One night, Nisha takes a big chance by allowing her handsome boyfriend Daniel (Isak Lie Harr) to follow her back to her room. By Norwegian standards, she’s doing nothing wrong, just a little cuddling and kissing, but when her father discovers them, he goes ballistic and beats the two youngsters. Norwegian social services takes Nisha into protective custody while her parents continue to trumpet their belief that she has lost her virginity and destroyed their honor. The local Pakistani community circles around, unanimous in their criticism. They advise Nisha’s father that he must make an example of her with a punishment so strong that none of their offspring would dare to make the same mistake.
Nisha misses the warmth of her family and is all too eager to make up with them. When her mother calls and says that they want her to come home to discuss matters, she believes it’s true. But when her father and brother (Ali Arfan) come to pick her up, they have another destination in mind — her aunt’s home, some 200 miles outside Islamabad.
The second act takes place in Pakistan, where Nisha has been brought and left against her will. Her aunt (Sheeba Chaddha) is harsh with her, making her work around the house and in the kitchen. She tolerates no rebellion, locking Nisha in a closet when she tries to contact friends through an internet café. Her uncle (Lalit Parimoo) burns her Norwegian passport and warns her that if she attempts such communication again, her father will marry her to a peasant and she will have to spend the rest of her life milking buffalos. Eventually, though traumatized, Nisha settles down and finds some pleasure in exploring her parents’ culture — but scandal seems to find her despite her best intentions.
The second act further proves that “People” is no run-of-the-mill coming-of-age story. While out one night with her cousin, Amir (Rohit Saraf), Nisha endures an encounter with the police so shocking it’s hard to believe that Haq could bear to put it on film. She stages the scene so powerfully that it takes the audience’s breath away. Afterward, poor wronged Nisha once again receives the blame for actions that were no fault of her own, and that lead to even stronger attempts by her family to control her.
Although one may argue that the character of Nisha’s father transforms too easily from doting dad to tyrant, Haq definitely makes him a complex and conflicted character. The director clearly conveys the love that exists between father and daughter,but which cannot end happily because of the wide gulf between their cultures.
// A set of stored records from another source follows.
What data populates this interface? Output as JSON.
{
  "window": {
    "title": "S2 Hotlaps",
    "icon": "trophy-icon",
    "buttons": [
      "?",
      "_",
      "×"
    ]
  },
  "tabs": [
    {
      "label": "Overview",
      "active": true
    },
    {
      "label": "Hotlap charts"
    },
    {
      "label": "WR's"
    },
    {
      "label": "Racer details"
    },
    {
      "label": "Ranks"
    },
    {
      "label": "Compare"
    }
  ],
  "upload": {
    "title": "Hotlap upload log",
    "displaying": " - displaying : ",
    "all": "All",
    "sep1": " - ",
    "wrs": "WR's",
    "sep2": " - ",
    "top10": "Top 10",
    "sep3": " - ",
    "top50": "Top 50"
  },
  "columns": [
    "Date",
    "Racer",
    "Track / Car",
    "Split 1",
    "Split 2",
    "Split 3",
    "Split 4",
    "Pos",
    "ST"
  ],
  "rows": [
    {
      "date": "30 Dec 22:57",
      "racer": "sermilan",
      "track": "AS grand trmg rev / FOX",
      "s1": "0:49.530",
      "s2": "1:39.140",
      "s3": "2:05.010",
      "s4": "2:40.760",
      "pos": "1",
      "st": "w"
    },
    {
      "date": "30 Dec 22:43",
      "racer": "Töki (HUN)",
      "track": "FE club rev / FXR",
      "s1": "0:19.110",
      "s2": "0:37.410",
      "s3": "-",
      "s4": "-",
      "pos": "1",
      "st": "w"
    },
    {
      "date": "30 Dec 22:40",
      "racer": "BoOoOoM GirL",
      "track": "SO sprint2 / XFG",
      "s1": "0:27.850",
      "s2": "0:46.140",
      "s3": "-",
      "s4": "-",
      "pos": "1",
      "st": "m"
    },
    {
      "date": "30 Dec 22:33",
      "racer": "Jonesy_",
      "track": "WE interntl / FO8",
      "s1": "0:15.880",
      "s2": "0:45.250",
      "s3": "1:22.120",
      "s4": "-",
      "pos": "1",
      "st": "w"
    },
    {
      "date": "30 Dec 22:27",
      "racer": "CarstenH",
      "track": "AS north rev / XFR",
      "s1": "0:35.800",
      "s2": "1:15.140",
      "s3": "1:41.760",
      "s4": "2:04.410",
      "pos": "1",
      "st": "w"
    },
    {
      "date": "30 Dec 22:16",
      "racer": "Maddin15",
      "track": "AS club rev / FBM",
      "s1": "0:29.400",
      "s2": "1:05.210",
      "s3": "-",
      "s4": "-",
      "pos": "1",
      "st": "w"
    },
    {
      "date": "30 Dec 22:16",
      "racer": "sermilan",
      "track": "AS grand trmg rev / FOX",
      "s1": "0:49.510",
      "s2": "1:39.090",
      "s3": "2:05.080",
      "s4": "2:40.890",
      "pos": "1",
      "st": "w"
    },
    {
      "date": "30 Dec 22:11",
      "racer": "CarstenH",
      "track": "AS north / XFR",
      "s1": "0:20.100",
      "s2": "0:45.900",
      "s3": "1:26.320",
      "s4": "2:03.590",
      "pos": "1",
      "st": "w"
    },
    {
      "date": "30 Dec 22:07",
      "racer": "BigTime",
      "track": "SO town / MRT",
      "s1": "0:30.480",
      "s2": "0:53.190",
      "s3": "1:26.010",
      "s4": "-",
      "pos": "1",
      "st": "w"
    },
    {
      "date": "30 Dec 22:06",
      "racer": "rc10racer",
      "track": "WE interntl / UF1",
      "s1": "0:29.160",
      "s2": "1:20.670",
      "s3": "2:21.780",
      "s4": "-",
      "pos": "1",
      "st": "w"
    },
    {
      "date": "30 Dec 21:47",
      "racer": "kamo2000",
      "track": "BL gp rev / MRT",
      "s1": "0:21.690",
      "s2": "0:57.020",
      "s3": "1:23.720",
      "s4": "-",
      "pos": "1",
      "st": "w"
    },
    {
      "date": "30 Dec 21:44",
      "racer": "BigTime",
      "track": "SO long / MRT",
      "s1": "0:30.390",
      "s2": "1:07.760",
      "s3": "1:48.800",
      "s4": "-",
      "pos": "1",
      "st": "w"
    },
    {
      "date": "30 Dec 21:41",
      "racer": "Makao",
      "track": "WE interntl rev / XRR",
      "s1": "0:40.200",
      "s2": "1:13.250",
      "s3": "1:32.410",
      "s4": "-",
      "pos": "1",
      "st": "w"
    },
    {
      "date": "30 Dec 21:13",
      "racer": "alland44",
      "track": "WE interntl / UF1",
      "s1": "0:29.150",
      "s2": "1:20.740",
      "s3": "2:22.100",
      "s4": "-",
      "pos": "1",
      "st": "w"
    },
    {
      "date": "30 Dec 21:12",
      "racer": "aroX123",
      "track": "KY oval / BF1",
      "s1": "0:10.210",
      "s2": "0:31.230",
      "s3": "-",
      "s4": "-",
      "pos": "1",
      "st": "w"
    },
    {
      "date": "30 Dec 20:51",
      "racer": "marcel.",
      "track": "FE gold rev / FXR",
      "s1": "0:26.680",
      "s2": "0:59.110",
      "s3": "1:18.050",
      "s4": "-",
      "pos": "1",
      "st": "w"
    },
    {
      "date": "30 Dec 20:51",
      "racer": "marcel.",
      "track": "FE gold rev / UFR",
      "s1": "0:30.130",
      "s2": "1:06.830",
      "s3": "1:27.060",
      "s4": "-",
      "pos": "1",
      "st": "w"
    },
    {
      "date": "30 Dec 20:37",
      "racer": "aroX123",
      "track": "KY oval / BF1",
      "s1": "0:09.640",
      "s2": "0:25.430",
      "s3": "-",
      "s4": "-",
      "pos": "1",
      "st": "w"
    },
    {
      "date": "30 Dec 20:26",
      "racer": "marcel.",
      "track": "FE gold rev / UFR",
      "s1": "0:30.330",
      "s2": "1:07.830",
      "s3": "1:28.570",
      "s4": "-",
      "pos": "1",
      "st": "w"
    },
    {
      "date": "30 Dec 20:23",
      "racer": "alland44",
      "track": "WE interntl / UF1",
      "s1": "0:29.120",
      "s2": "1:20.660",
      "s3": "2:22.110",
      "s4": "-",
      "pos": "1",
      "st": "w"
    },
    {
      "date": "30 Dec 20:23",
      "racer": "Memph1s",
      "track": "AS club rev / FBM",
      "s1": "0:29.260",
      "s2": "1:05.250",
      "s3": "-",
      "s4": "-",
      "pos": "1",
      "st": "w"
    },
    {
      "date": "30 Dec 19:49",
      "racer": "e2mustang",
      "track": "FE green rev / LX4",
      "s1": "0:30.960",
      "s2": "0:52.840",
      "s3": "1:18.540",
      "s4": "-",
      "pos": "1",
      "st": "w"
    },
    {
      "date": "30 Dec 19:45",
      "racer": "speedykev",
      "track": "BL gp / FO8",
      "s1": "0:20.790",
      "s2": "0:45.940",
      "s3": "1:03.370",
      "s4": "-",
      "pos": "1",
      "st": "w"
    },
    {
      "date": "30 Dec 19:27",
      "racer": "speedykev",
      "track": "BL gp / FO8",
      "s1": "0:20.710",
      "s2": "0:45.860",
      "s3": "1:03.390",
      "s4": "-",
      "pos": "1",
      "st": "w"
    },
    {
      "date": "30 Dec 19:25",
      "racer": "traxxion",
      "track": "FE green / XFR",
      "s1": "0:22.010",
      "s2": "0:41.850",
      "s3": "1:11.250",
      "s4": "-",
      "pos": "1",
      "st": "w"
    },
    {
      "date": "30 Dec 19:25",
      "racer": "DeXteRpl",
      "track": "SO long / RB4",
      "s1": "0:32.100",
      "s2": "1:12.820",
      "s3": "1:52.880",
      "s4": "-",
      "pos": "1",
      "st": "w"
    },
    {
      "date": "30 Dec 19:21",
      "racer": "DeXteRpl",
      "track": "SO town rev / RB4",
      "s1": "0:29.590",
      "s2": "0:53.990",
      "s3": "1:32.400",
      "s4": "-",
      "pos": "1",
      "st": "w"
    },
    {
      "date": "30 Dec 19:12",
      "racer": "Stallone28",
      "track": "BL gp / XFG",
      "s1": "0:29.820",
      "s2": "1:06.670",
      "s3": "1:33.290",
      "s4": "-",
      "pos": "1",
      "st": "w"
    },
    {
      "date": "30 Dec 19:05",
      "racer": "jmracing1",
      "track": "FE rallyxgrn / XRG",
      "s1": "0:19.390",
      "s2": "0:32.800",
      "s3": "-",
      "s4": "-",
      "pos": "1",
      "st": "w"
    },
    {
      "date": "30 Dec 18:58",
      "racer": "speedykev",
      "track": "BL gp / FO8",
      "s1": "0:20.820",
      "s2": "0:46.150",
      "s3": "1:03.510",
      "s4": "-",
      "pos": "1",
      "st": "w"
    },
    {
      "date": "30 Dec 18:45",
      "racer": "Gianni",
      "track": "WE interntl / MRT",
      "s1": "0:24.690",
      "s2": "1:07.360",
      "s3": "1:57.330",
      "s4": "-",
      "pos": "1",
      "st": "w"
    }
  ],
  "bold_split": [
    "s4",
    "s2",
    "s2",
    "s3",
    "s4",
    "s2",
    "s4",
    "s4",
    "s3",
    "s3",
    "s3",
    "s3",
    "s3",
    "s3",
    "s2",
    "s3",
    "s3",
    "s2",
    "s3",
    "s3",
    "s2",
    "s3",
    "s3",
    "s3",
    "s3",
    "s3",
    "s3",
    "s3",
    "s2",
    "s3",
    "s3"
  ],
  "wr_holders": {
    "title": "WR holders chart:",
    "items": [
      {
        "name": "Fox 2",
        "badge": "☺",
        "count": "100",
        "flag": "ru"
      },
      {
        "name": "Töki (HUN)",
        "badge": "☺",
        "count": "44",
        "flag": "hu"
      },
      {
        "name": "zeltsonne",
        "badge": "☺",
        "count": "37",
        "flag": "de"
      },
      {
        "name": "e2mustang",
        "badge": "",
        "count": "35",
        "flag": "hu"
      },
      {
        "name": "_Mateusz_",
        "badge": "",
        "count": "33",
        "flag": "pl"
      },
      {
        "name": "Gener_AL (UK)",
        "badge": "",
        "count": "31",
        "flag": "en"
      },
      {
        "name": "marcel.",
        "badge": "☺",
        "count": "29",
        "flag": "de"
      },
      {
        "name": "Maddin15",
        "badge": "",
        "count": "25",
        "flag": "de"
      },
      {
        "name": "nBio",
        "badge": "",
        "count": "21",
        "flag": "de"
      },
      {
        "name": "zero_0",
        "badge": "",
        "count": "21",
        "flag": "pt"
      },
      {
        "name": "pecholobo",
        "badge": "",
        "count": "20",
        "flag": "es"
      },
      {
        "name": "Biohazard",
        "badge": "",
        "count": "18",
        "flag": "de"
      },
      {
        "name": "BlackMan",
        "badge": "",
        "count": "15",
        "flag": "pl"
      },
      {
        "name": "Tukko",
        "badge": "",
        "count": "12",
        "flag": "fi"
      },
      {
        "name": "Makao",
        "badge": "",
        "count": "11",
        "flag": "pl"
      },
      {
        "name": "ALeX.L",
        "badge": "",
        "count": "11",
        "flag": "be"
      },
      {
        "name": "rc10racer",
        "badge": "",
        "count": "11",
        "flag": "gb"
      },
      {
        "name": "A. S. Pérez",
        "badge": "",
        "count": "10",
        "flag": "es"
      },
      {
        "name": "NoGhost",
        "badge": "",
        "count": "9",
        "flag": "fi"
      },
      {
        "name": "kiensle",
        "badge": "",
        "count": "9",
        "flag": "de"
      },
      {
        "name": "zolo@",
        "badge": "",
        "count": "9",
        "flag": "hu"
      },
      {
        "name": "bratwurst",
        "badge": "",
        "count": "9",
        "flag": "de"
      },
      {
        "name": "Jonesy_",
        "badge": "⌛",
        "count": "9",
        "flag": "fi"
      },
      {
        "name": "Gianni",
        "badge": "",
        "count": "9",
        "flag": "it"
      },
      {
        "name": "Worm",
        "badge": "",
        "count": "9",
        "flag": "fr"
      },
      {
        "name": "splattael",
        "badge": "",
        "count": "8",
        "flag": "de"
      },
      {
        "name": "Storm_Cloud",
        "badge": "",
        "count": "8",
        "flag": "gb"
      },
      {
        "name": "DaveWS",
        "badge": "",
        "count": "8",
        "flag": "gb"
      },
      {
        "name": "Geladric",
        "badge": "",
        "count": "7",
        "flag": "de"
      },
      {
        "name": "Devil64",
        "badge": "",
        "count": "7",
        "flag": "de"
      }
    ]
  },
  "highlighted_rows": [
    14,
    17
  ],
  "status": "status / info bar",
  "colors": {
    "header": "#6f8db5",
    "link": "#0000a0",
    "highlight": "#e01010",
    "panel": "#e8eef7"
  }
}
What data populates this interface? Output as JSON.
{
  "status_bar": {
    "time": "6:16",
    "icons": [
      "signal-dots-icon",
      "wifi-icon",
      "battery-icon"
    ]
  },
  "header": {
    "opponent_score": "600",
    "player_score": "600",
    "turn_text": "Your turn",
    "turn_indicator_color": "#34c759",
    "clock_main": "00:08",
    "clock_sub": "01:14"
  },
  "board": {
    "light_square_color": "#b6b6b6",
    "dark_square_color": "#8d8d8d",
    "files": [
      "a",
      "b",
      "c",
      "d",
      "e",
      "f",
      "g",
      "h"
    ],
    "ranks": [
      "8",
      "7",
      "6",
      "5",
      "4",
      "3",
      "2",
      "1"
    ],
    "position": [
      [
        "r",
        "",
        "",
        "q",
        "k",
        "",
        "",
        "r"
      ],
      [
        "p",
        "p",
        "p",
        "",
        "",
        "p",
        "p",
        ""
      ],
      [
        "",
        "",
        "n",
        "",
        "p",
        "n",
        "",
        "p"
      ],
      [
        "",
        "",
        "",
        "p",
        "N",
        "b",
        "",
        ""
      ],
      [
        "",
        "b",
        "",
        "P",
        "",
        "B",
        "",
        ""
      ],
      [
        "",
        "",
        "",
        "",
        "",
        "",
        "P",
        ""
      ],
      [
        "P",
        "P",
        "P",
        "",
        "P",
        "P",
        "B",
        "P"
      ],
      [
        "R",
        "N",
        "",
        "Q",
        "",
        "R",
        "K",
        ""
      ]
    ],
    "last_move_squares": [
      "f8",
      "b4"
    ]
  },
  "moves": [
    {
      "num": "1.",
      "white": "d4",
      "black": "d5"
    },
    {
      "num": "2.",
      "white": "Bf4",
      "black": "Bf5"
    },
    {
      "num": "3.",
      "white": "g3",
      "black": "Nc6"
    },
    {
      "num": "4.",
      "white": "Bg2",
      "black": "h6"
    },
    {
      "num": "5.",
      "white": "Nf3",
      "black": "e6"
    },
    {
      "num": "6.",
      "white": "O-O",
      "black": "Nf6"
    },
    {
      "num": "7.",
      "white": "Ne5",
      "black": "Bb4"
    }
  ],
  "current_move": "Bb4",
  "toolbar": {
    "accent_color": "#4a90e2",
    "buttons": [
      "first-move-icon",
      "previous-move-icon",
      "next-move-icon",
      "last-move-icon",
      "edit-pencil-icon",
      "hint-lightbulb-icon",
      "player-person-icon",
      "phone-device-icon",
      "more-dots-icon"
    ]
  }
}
Impressively lensed in Norway, Sweden, Germany and India (Rajasthan stands in for Nisha’s father’s ancestral home), “People” represents a big step up from Haq’s more modestly scaled debut, but it’s a move she handles with assurance and aplomb. She develops the father-daughter relationship visually as well as verbally, showing the action from both their perspectives. The film is also attuned to the small glances and movements of the supporting characters, which carry more weight than words.